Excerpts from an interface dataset
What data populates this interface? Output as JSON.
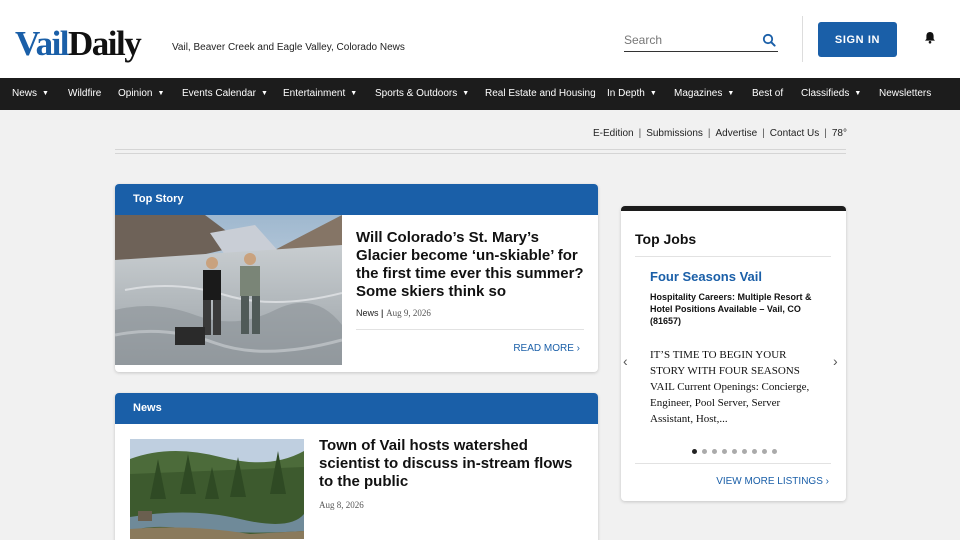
{
  "header": {
    "logo_part1": "Vail",
    "logo_part2": "Daily",
    "tagline": "Vail, Beaver Creek and Eagle Valley, Colorado News",
    "search_placeholder": "Search",
    "sign_in_label": "SIGN IN"
  },
  "nav": {
    "items": [
      {
        "label": "News",
        "dropdown": true
      },
      {
        "label": "Wildfire",
        "dropdown": false
      },
      {
        "label": "Opinion",
        "dropdown": true
      },
      {
        "label": "Events Calendar",
        "dropdown": true
      },
      {
        "label": "Entertainment",
        "dropdown": true
      },
      {
        "label": "Sports & Outdoors",
        "dropdown": true
      },
      {
        "label": "Real Estate and Housing",
        "dropdown": false
      },
      {
        "label": "In Depth",
        "dropdown": true
      },
      {
        "label": "Magazines",
        "dropdown": true
      },
      {
        "label": "Best of",
        "dropdown": false
      },
      {
        "label": "Classifieds",
        "dropdown": true
      },
      {
        "label": "Newsletters",
        "dropdown": false
      }
    ]
  },
  "util_links": {
    "items": [
      "E-Edition",
      "Submissions",
      "Advertise",
      "Contact Us"
    ],
    "temperature": "78°"
  },
  "top_story": {
    "section_label": "Top Story",
    "title": "Will Colorado’s St. Mary’s Glacier become ‘un-skiable’ for the first time ever this summer? Some skiers think so",
    "category": "News",
    "date": "Aug 9, 2026",
    "read_more": "READ MORE"
  },
  "news_section": {
    "section_label": "News",
    "title": "Town of Vail hosts watershed scientist to discuss in-stream flows to the public",
    "date": "Aug 8, 2026"
  },
  "jobs": {
    "title": "Top Jobs",
    "company": "Four Seasons Vail",
    "position": "Hospitality Careers: Multiple Resort & Hotel Positions Available – Vail, CO (81657)",
    "description": "IT’S TIME TO BEGIN YOUR STORY WITH FOUR SEASONS VAIL Current Openings: Concierge, Engineer, Pool Server, Server Assistant, Host,...",
    "slide_count": 9,
    "active_slide": 1,
    "view_more": "VIEW MORE LISTINGS"
  },
  "colors": {
    "brand_blue": "#1a5fa8",
    "nav_bg": "#1c1c1c",
    "page_bg": "#f1f1f1"
  }
}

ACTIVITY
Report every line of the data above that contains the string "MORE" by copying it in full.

TASK ANSWER
    "read_more": "READ MORE"
    "view_more": "VIEW MORE LISTINGS"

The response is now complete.